WHAT THE EXERCISE ASKS:
Output the entries below unchanged, except for the pictures.

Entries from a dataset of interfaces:
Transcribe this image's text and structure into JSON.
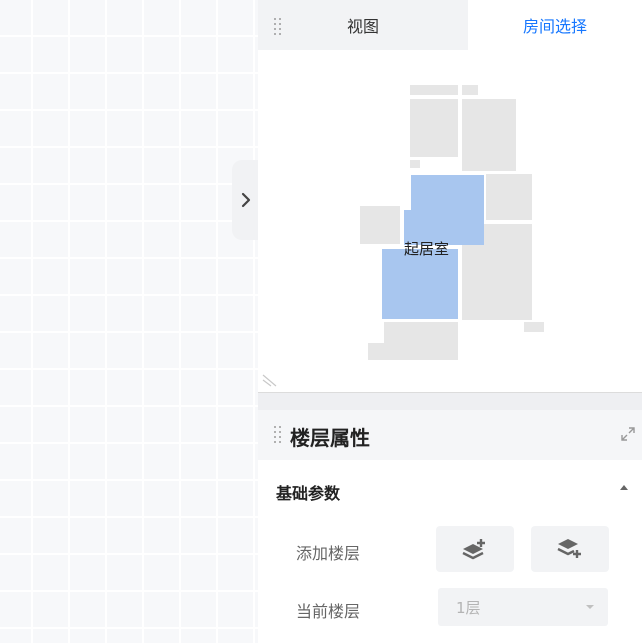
{
  "tabs": {
    "view_label": "视图",
    "room_select_label": "房间选择"
  },
  "floorplan": {
    "selected_room_label": "起居室"
  },
  "floor_properties": {
    "title": "楼层属性",
    "section_title": "基础参数",
    "add_floor_label": "添加楼层",
    "current_floor_label": "当前楼层",
    "current_floor_value": "1层"
  },
  "colors": {
    "accent": "#1677ff",
    "selected_room": "#a8c6ef",
    "room": "#e6e6e6"
  },
  "icons": [
    "chevron-right-icon",
    "drag-grip-icon",
    "resize-grip-icon",
    "expand-icon",
    "collapse-caret-icon",
    "add-floor-above-icon",
    "add-floor-below-icon",
    "dropdown-caret-icon"
  ]
}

YOUR SOLUTION:
Transcribe this image's text and structure into JSON.
{
  "tabs": {
    "view_label": "视图",
    "room_select_label": "房间选择"
  },
  "floorplan": {
    "selected_room_label": "起居室"
  },
  "floor_properties": {
    "title": "楼层属性",
    "section_title": "基础参数",
    "add_floor_label": "添加楼层",
    "current_floor_label": "当前楼层",
    "current_floor_value": "1层"
  },
  "colors": {
    "accent": "#1677ff",
    "selected_room": "#a8c6ef",
    "room": "#e6e6e6"
  },
  "icons": [
    "chevron-right-icon",
    "drag-grip-icon",
    "resize-grip-icon",
    "expand-icon",
    "collapse-caret-icon",
    "add-floor-above-icon",
    "add-floor-below-icon",
    "dropdown-caret-icon"
  ]
}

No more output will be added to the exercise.